Kirby is the largest operator of tank barges in America, and its diversified portfolio covers inland and coastal marine transportation, on- and offshore oilfield equipment service, heavy equipment rentals and more. The fine is less than one-tenth of one percent of Kirby’s $2.9 billion annual revenue for FY2018, and the local indigenous community in Bella Bella has called for the company to do more to compensate for damage to the area’s marine ecosystem. The company still faces a civil suit by the Heiltsuk Nation for environmental remediation costs, as well as the impact on the tribe’s marine resources.
Coast Guard suspends search for overboard Carnival Cruise Line crew member near Cuba
The U.S. Coast Guard announced Sunday afternoon that it has stopped searching for the Carnival Victory crew member who went overboard Thursday.

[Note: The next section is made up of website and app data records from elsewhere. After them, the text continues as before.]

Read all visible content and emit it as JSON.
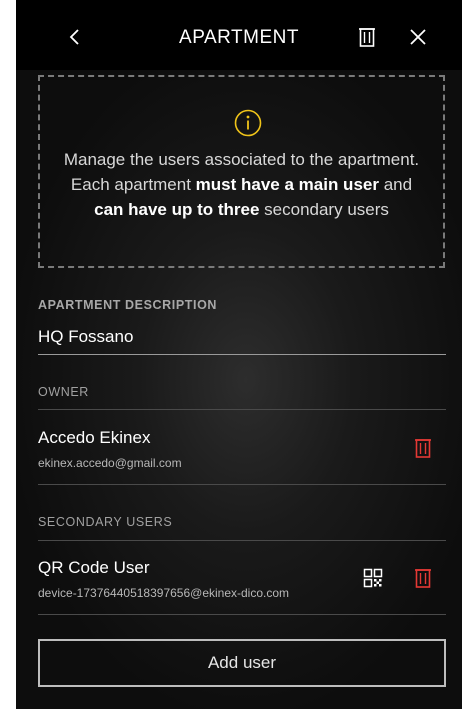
{
  "header": {
    "title": "APARTMENT"
  },
  "info": {
    "text_1": "Manage the users associated to the apartment. Each apartment ",
    "bold_1": "must have a main user",
    "text_2": " and ",
    "bold_2": "can have up to three",
    "text_3": " secondary users"
  },
  "description": {
    "label": "APARTMENT DESCRIPTION",
    "value": "HQ Fossano"
  },
  "owner": {
    "label": "OWNER",
    "name": "Accedo Ekinex",
    "email": "ekinex.accedo@gmail.com"
  },
  "secondary": {
    "label": "SECONDARY USERS",
    "users": [
      {
        "name": "QR Code User",
        "email": "device-17376440518397656@ekinex-dico.com"
      }
    ]
  },
  "add_user_label": "Add user",
  "colors": {
    "delete_red": "#e53935",
    "info_yellow": "#f0c419",
    "background": "#111111"
  },
  "icons": [
    "chevron-left-icon",
    "trash-icon",
    "close-icon",
    "info-icon",
    "qr-code-icon"
  ]
}
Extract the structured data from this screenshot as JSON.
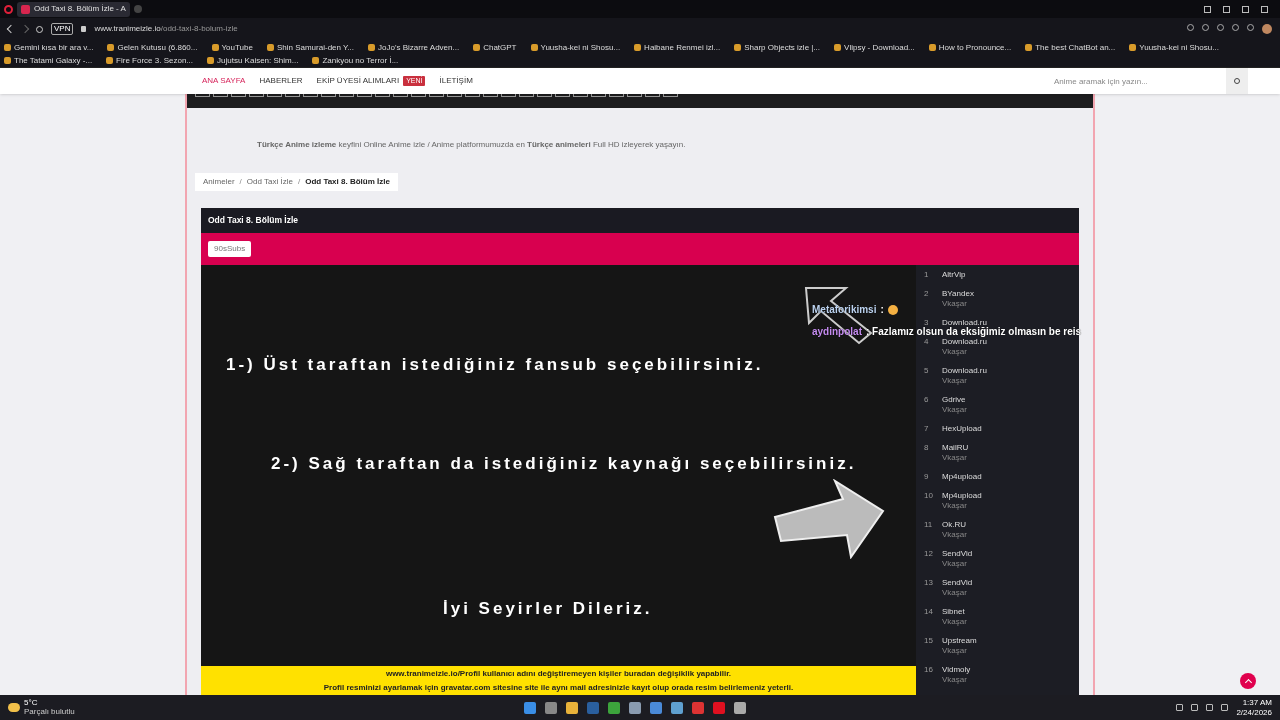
{
  "browser": {
    "tab_title": "Odd Taxi 8. Bölüm İzle - A",
    "url_host": "www.tranimeizle.io",
    "url_path": "/odd-taxi-8-bolum-izle",
    "vpn": "VPN",
    "bookmarks": [
      "Gemini kısa bir ara v...",
      "Gelen Kutusu (6.860...",
      "YouTube",
      "Shin Samurai-den Y...",
      "JoJo's Bizarre Adven...",
      "ChatGPT",
      "Yuusha-kei ni Shosu...",
      "Haibane Renmei izl...",
      "Sharp Objects izle |...",
      "Vlipsy - Download...",
      "How to Pronounce...",
      "The best ChatBot an...",
      "Yuusha-kei ni Shosu...",
      "The Tatami Galaxy -...",
      "Fire Force 3. Sezon...",
      "Jujutsu Kaisen: Shim...",
      "Zankyou no Terror İ..."
    ]
  },
  "nav": {
    "items": [
      {
        "label": "ANA SAYFA",
        "selected": true
      },
      {
        "label": "HABERLER",
        "selected": false
      },
      {
        "label": "EKİP ÜYESİ ALIMLARI",
        "selected": false,
        "badge": "YENİ"
      },
      {
        "label": "İLETİŞİM",
        "selected": false
      }
    ],
    "search": {
      "placeholder": "Anime aramak için yazın..."
    }
  },
  "intro": "**Türkçe Anime izleme** keyfini Online Anime izle / Anime platformumuzda en **Türkçe animeleri** Full HD izleyerek yaşayın.",
  "breadcrumb_separator": "/",
  "breadcrumb": [
    {
      "label": "Animeler",
      "selected": false
    },
    {
      "label": "Odd Taxi İzle",
      "selected": false
    },
    {
      "label": "Odd Taxi 8. Bölüm İzle",
      "selected": true
    }
  ],
  "episode": {
    "title": "Odd Taxi 8. Bölüm İzle",
    "fansubs": [
      {
        "label": "90sSubs",
        "selected": true
      }
    ],
    "player_lines": [
      "1-) Üst taraftan istediğiniz fansub seçebilirsiniz.",
      "2-) Sağ taraftan da istediğiniz kaynağı seçebilirsiniz.",
      "İyi Seyirler Dileriz."
    ],
    "notice": [
      "www.tranimeizle.io/Profil kullanıcı adını değiştiremeyen kişiler buradan değişiklik yapabilir.",
      "Profil resminizi ayarlamak için gravatar.com sitesine site ile aynı mail adresinizle kayıt olup orada resim belirlemeniz yeterli."
    ],
    "sources": [
      {
        "num": "1",
        "name": "AltrVip"
      },
      {
        "num": "2",
        "name": "BYandex",
        "sub": "Vkaşar"
      },
      {
        "num": "3",
        "name": "Download.ru"
      },
      {
        "num": "4",
        "name": "Download.ru",
        "sub": "Vkaşar"
      },
      {
        "num": "5",
        "name": "Download.ru",
        "sub": "Vkaşar"
      },
      {
        "num": "6",
        "name": "Gdrive",
        "sub": "Vkaşar"
      },
      {
        "num": "7",
        "name": "HexUpload"
      },
      {
        "num": "8",
        "name": "MailRU",
        "sub": "Vkaşar"
      },
      {
        "num": "9",
        "name": "Mp4upload"
      },
      {
        "num": "10",
        "name": "Mp4upload",
        "sub": "Vkaşar"
      },
      {
        "num": "11",
        "name": "Ok.RU",
        "sub": "Vkaşar"
      },
      {
        "num": "12",
        "name": "SendVid",
        "sub": "Vkaşar"
      },
      {
        "num": "13",
        "name": "SendVid",
        "sub": "Vkaşar"
      },
      {
        "num": "14",
        "name": "Sibnet",
        "sub": "Vkaşar"
      },
      {
        "num": "15",
        "name": "Upstream",
        "sub": "Vkaşar"
      },
      {
        "num": "16",
        "name": "Vidmoly",
        "sub": "Vkaşar"
      }
    ]
  },
  "chat": [
    {
      "user": "Metaforikimsi",
      "color": "#bcd3f0",
      "text": ":"
    },
    {
      "user": "aydinpolat",
      "color": "#c58cf0",
      "text": ": Fazlamız olsun da eksiğimiz olmasın be reis"
    }
  ],
  "taskbar": {
    "temp": "5°C",
    "weather": "Parçalı bulutlu",
    "time": "1:37 AM",
    "date": "2/24/2026"
  }
}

“We’ve been in contact with the crew member’s family throughout our search efforts and know this is a very difficult time for them,” said Michael Mullen, search and rescue mission coordinator at Coast Guard’s Seventh District. “Suspending a search is one of the most difficult decisions we have to make as first responders, and it is never made lightly.”
A year after tragedy, Branson debates future of duck boats
One year after 17 people died when a boat sank on a Missouri lake near the tourist town of Branson, the question of whether the boats should return to the lake remains a topic of debate.
The amphibious vehicles, which operated on land and water, were a popular attraction in Branson for nearly 50 years. They are not operating this year, and Ripley Entertainment, which owns Branson Ride The Ducks, has not said whether they will return, The Kansas City Star reported .
The current mayor, Edd Akers, who was elected in April, said it’s possible the duck boats could return to Branson if they are altered and have improved safety features.